While the intent of the bill is noble, there are some obvious problems with the language of the bill and monitoring mechanisms -- First, postpartum depression can happen anytime within the first year after childbirth -- the language of screening "new mothers for postpartum depression symptoms prior to discharge from the birthing facility and at the first few postnatal check-up visits;" is pretty vague -- the first two, three visits? -- it deosn't create a specific standard of care.
Secondly, there is no follow-up or feedback mechanism --From a research ethics viewpoint, there needs to be put in a formalized report process which protects the anonymity and privacy of the individual, yet collects sufficient to data to indicate that program is being effective -- that the message is getting through to the intended audience -- otherwise, how can it be shown that the legislation will have any effect? Without that, it amounts to more of a 'political' issue than a 'medical' issue.

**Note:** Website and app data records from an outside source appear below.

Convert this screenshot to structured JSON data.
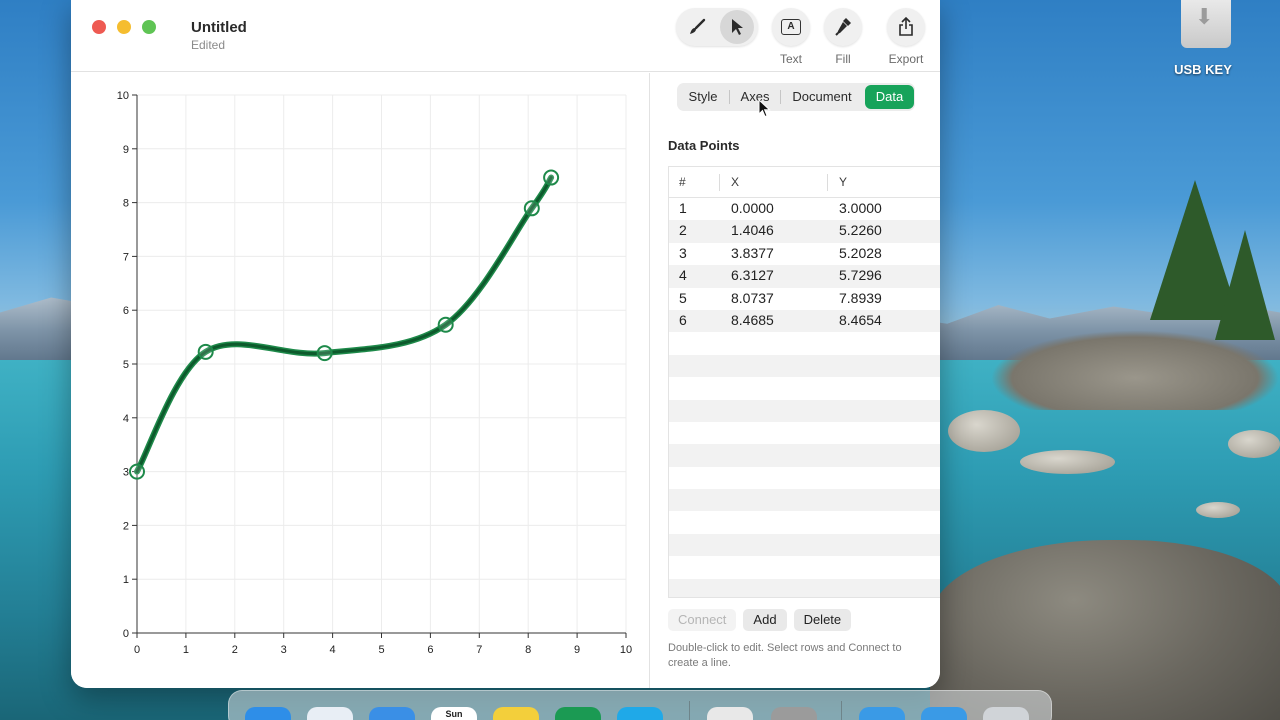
{
  "desktop": {
    "usb_label": "USB KEY"
  },
  "window": {
    "title": "Untitled",
    "subtitle": "Edited",
    "toolbar": {
      "text_label": "Text",
      "fill_label": "Fill",
      "export_label": "Export"
    }
  },
  "panel": {
    "tabs": [
      "Style",
      "Axes",
      "Document",
      "Data"
    ],
    "active_tab": "Data",
    "section_title": "Data Points",
    "table": {
      "headers": [
        "#",
        "X",
        "Y"
      ],
      "rows": [
        [
          "1",
          "0.0000",
          "3.0000"
        ],
        [
          "2",
          "1.4046",
          "5.2260"
        ],
        [
          "3",
          "3.8377",
          "5.2028"
        ],
        [
          "4",
          "6.3127",
          "5.7296"
        ],
        [
          "5",
          "8.0737",
          "7.8939"
        ],
        [
          "6",
          "8.4685",
          "8.4654"
        ]
      ]
    },
    "buttons": {
      "connect": "Connect",
      "add": "Add",
      "delete": "Delete"
    },
    "hint": "Double-click to edit. Select rows and Connect to create a line."
  },
  "dock": {
    "calendar_day": "Sun"
  },
  "colors": {
    "accent": "#17a35a",
    "curve": "#0d5a2c",
    "curve_edge": "#1e8a4a"
  },
  "chart_data": {
    "type": "line",
    "x": [
      0.0,
      1.4046,
      3.8377,
      6.3127,
      8.0737,
      8.4685
    ],
    "y": [
      3.0,
      5.226,
      5.2028,
      5.7296,
      7.8939,
      8.4654
    ],
    "xlim": [
      0,
      10
    ],
    "ylim": [
      0,
      10
    ],
    "xticks": [
      0,
      1,
      2,
      3,
      4,
      5,
      6,
      7,
      8,
      9,
      10
    ],
    "yticks": [
      0,
      1,
      2,
      3,
      4,
      5,
      6,
      7,
      8,
      9,
      10
    ],
    "grid": true,
    "smooth": true,
    "markers": "hollow-circle"
  }
}
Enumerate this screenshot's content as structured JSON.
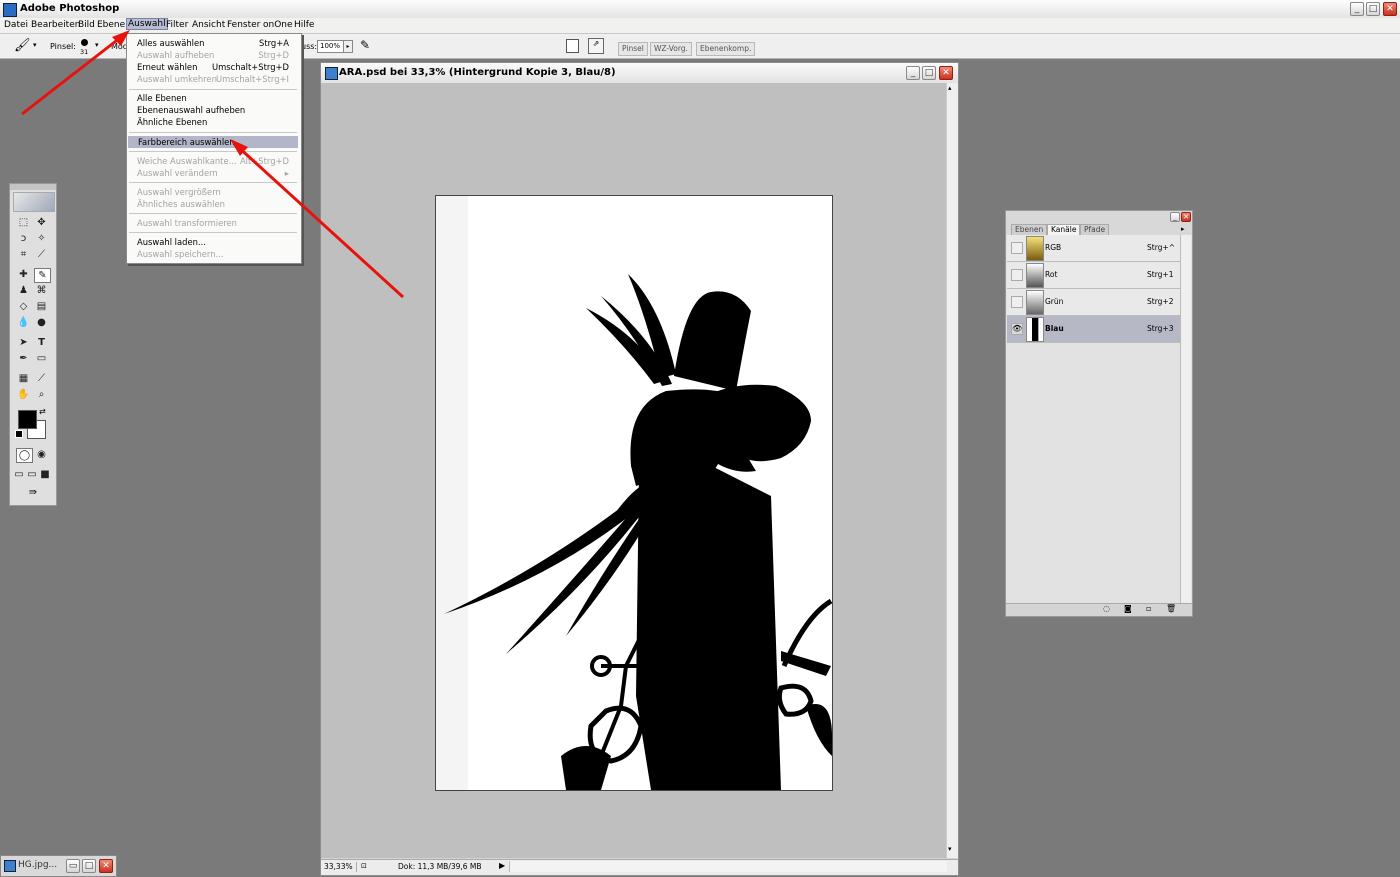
{
  "app": {
    "title": "Adobe Photoshop"
  },
  "menubar": [
    "Datei",
    "Bearbeiten",
    "Bild",
    "Ebene",
    "Auswahl",
    "Filter",
    "Ansicht",
    "Fenster",
    "onOne",
    "Hilfe"
  ],
  "options": {
    "brush_label": "Pinsel:",
    "brush_size": "31",
    "mode_label": "Mod",
    "flow_label": "uss:",
    "flow_value": "100%",
    "panel_tabs": [
      "Pinsel",
      "WZ-Vorg.",
      "Ebenenkomp."
    ]
  },
  "selection_menu": {
    "items": [
      {
        "label": "Alles auswählen",
        "shortcut": "Strg+A",
        "disabled": false
      },
      {
        "label": "Auswahl aufheben",
        "shortcut": "Strg+D",
        "disabled": true
      },
      {
        "label": "Erneut wählen",
        "shortcut": "Umschalt+Strg+D",
        "disabled": false
      },
      {
        "label": "Auswahl umkehren",
        "shortcut": "Umschalt+Strg+I",
        "disabled": true
      },
      {
        "label": "Alle Ebenen",
        "shortcut": "",
        "disabled": false
      },
      {
        "label": "Ebenenauswahl aufheben",
        "shortcut": "",
        "disabled": false
      },
      {
        "label": "Ähnliche Ebenen",
        "shortcut": "",
        "disabled": false
      },
      {
        "label": "Farbbereich auswählen...",
        "shortcut": "",
        "disabled": false,
        "highlighted": true
      },
      {
        "label": "Weiche Auswahlkante...",
        "shortcut": "Alt+Strg+D",
        "disabled": true
      },
      {
        "label": "Auswahl verändern",
        "shortcut": "",
        "disabled": true,
        "submenu": true
      },
      {
        "label": "Auswahl vergrößern",
        "shortcut": "",
        "disabled": true
      },
      {
        "label": "Ähnliches auswählen",
        "shortcut": "",
        "disabled": true
      },
      {
        "label": "Auswahl transformieren",
        "shortcut": "",
        "disabled": true
      },
      {
        "label": "Auswahl laden...",
        "shortcut": "",
        "disabled": false
      },
      {
        "label": "Auswahl speichern...",
        "shortcut": "",
        "disabled": true
      }
    ]
  },
  "document": {
    "title": "ARA.psd bei 33,3% (Hintergrund Kopie 3, Blau/8)",
    "zoom": "33,33%",
    "doc_info": "Dok: 11,3 MB/39,6 MB"
  },
  "channels_panel": {
    "tabs": [
      "Ebenen",
      "Kanäle",
      "Pfade"
    ],
    "active_tab": "Kanäle",
    "channels": [
      {
        "name": "RGB",
        "shortcut": "Strg+^",
        "visible": false,
        "selected": false
      },
      {
        "name": "Rot",
        "shortcut": "Strg+1",
        "visible": false,
        "selected": false
      },
      {
        "name": "Grün",
        "shortcut": "Strg+2",
        "visible": false,
        "selected": false
      },
      {
        "name": "Blau",
        "shortcut": "Strg+3",
        "visible": true,
        "selected": true
      }
    ]
  },
  "minimized_doc": {
    "title": "HG.jpg..."
  },
  "colors": {
    "annotation_arrow": "#e8120c",
    "menu_highlight": "#b2b6c8",
    "selected_channel": "#b6b8c6"
  }
}
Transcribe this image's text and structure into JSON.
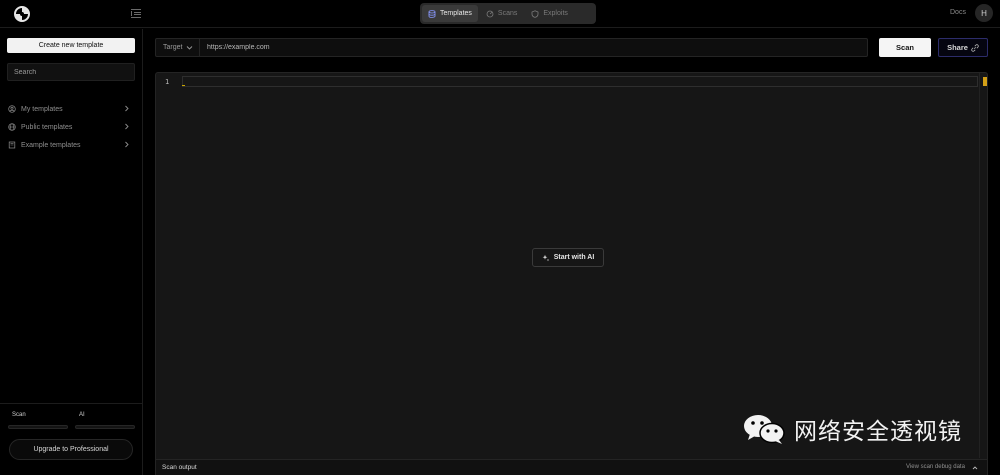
{
  "header": {
    "nav_tabs": [
      {
        "label": "Templates",
        "icon": "database-icon",
        "active": true
      },
      {
        "label": "Scans",
        "icon": "radar-icon",
        "active": false
      },
      {
        "label": "Exploits",
        "icon": "shield-icon",
        "active": false
      }
    ],
    "docs_label": "Docs",
    "avatar_initial": "H"
  },
  "sidebar": {
    "create_button_label": "Create new template",
    "search_placeholder": "Search",
    "items": [
      {
        "label": "My templates",
        "icon": "user-circle-icon"
      },
      {
        "label": "Public templates",
        "icon": "globe-icon"
      },
      {
        "label": "Example templates",
        "icon": "book-icon"
      }
    ],
    "usage": {
      "scan_label": "Scan",
      "ai_label": "AI",
      "scan_fraction": 0.0,
      "ai_fraction": 0.0
    },
    "upgrade_button_label": "Upgrade to Professional"
  },
  "target": {
    "select_label": "Target",
    "input_placeholder": "https://example.com"
  },
  "actions": {
    "scan_label": "Scan",
    "share_label": "Share"
  },
  "editor": {
    "line_numbers": [
      "1"
    ],
    "start_ai_label": "Start with AI"
  },
  "scan_output": {
    "title": "Scan output",
    "debug_link_label": "View scan debug data"
  },
  "watermark": {
    "text": "网络安全透视镜"
  },
  "colors": {
    "background": "#000000",
    "editor_bg": "#161616",
    "accent_share_border": "#2c2c6a",
    "cursor_yellow": "#d4a017"
  }
}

Finally , the part of the bill that requires "Physicians, nurse midwives and other licensed health care professionals providing prenatal and postnatal care to women shall include fathers and other family members, as appropriate, in both the education and treatment processes" doesn't address issues of medical confidentiality, an important issue with HIPAA (Health Insurance Portability and Accountability Act of 1996 ) these days. This is a particular difficulty with legislatures mandating certain actions -- the legislature is telling the professionals do something that could be contrary to other laws (such as HIPAA) .